Pennsylvania law allows wage garnishments only for:
child or spousal support
obligations relating to a final divorce distribution
board for four weeks or less
certain kinds of taxes
court-ordered restitution in criminal matters, and
back rent on a residential lease. (In this situation, a garnishment is limited to 10% of net wages, and the garnishment can't cause your salary to fall below the federal poverty guidelines. If your earnings aren't above the federal poverty guidelines, garnishment isn't permitted. Also, a garnishment for damages to the property isn't permitted if the lessee is a victim of domestic abuse.) (42 Pa. Cons. Stat. § 8127, 42 Pa. Cons. Stat. § 8128).

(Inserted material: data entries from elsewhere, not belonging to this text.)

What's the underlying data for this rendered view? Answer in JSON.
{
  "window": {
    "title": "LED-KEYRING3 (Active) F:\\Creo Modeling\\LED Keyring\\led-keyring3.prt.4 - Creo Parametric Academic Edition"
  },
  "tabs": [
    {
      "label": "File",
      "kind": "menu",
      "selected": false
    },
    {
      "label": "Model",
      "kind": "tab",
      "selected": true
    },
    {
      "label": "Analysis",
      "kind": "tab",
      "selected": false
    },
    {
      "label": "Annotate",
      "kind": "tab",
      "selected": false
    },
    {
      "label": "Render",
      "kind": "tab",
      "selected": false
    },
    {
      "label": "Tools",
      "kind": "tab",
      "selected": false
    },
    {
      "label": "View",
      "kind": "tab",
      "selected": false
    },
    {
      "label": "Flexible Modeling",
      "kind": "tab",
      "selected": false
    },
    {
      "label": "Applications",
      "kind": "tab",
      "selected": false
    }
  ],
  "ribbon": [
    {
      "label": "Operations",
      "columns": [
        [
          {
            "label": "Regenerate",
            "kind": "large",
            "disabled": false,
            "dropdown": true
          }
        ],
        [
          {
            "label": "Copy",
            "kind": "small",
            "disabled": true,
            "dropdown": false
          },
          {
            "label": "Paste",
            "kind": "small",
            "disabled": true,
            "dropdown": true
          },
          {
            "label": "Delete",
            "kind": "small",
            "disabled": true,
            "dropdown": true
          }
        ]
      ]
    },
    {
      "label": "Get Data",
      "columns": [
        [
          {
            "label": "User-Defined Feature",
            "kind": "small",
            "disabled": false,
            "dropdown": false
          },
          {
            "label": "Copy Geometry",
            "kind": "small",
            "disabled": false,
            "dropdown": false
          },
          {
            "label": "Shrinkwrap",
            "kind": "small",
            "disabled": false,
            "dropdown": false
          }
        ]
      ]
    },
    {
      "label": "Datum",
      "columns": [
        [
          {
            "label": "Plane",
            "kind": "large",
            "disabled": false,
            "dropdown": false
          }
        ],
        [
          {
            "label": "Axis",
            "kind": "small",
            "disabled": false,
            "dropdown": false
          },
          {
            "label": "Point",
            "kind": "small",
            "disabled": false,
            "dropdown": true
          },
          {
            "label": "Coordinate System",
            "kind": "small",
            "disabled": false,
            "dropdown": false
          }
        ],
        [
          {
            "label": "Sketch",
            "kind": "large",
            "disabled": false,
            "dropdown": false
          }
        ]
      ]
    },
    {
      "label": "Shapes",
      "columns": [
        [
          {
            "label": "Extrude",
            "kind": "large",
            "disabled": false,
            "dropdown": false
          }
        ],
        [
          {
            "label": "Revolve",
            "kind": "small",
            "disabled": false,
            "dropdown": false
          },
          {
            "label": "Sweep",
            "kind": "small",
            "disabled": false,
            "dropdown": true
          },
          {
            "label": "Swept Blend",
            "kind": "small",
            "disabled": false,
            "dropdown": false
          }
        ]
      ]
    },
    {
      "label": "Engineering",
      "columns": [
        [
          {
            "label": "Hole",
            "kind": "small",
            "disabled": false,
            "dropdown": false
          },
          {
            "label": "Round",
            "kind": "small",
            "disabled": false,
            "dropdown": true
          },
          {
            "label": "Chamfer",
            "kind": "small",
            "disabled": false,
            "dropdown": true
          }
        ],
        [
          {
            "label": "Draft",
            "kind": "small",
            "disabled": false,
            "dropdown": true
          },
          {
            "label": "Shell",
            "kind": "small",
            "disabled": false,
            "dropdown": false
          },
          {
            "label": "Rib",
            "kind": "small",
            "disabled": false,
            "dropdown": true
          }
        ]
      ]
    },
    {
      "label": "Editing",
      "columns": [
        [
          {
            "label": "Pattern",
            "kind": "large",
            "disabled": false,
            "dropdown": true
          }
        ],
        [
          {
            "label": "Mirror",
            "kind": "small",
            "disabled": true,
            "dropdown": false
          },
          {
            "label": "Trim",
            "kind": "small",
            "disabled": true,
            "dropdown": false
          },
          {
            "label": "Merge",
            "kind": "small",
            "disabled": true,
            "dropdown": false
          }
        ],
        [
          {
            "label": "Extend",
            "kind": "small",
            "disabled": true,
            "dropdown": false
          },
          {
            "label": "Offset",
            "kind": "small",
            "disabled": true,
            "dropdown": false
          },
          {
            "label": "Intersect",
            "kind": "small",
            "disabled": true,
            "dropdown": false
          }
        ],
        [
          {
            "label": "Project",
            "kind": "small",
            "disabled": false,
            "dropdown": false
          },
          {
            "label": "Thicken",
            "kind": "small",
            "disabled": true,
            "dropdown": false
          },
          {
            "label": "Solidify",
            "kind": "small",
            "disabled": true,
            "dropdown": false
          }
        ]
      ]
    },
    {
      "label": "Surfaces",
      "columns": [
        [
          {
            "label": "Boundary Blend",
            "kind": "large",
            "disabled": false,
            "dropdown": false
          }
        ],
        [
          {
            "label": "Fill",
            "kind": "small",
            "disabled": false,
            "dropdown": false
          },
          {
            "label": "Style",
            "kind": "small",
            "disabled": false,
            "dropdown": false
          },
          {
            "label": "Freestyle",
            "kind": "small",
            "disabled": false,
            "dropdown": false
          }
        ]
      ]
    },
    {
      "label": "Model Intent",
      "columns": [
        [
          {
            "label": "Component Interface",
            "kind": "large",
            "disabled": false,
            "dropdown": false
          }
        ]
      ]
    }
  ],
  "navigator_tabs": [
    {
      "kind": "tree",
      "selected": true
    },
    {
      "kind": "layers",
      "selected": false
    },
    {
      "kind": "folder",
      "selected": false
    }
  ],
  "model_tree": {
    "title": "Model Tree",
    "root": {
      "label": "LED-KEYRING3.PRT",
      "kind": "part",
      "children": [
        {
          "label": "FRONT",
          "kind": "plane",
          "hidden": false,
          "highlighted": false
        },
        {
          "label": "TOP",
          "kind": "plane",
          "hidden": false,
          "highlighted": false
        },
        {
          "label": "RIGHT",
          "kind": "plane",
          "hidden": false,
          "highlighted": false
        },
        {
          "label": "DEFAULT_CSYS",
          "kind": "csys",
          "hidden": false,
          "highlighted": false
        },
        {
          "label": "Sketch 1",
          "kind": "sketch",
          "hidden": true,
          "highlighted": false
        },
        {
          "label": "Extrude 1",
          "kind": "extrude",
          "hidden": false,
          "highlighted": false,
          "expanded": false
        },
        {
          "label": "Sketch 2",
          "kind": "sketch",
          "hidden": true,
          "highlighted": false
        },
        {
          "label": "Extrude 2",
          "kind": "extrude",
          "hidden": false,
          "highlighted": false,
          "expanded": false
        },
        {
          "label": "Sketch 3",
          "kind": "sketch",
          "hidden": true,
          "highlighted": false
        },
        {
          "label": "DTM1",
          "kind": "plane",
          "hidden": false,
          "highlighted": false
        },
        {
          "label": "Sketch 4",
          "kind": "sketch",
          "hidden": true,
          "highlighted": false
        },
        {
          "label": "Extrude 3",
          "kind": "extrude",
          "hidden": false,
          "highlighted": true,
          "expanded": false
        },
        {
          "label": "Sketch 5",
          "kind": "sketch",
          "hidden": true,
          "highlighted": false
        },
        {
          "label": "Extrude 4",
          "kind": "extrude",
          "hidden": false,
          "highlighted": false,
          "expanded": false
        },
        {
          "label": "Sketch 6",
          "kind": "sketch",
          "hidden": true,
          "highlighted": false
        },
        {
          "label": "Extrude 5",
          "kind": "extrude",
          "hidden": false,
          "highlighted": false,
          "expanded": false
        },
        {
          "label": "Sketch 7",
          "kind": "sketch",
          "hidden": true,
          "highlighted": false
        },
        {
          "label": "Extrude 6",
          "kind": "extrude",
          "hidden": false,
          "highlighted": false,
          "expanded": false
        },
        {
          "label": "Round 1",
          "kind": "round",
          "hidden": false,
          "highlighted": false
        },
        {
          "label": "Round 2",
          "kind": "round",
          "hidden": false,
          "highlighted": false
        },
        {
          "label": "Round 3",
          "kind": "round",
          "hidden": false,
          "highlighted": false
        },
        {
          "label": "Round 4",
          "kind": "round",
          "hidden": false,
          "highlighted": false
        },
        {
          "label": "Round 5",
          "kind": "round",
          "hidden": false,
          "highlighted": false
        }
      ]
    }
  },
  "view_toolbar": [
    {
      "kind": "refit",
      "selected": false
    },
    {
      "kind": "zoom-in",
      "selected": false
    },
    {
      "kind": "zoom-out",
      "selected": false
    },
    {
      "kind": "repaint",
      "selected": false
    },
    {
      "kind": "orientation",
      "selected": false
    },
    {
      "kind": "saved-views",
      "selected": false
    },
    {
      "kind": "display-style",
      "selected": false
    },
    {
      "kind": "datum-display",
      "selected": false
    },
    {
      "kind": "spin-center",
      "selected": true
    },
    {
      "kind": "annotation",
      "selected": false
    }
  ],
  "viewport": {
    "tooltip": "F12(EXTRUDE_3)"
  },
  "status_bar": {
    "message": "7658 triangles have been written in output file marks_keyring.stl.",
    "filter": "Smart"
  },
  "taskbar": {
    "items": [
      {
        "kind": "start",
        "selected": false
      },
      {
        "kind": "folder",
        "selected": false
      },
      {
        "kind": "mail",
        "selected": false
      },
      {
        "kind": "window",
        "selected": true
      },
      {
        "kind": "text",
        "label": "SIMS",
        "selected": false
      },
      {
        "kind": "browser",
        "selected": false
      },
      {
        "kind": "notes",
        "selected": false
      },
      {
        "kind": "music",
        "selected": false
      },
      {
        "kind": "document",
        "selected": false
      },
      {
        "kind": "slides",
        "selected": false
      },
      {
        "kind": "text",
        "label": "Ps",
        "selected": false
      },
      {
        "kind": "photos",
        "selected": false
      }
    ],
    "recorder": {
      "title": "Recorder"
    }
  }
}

IDK but I assume unless the appeal requires a surety bond for full amount of Judgement they can pursue collection.
But before they can levy they need to know where to go for it. Most states allow creditors to question judgment debtors about their assets, either in writing or by ordering a court hearing. You must fully disclose all of your assets if you receive notice of a hearing or a debtor's examination letter. Failure to respond can result in contempt of court charges and possible imprisonment.
After receiving a judgment, a creditor may immediately place a lien on any property you own, subject to your state's exemptions and limitations. A lien gives a creditor the right to be paid a certain amount of money from the sales proceeds when the property is eventually sold. Most times, a creditor will place a lien over real property such as your house.
As for your bank just keep exempt funds in it. See if your employer will pay you via check. Then you can go to that bank and cash it for cash and certified check for rent/mortgage. Buy money orders or credit cards with cash to pay other bills.
I'm located in California.
1.) Can the Plaintiff serve a Trial Brief or Declaration In Lieu of Live Testimony in response to CCP 96? What is an adequate response to CCP 96?
2.) Does the CCP 96 count towards the 35 questions permitted for discovery?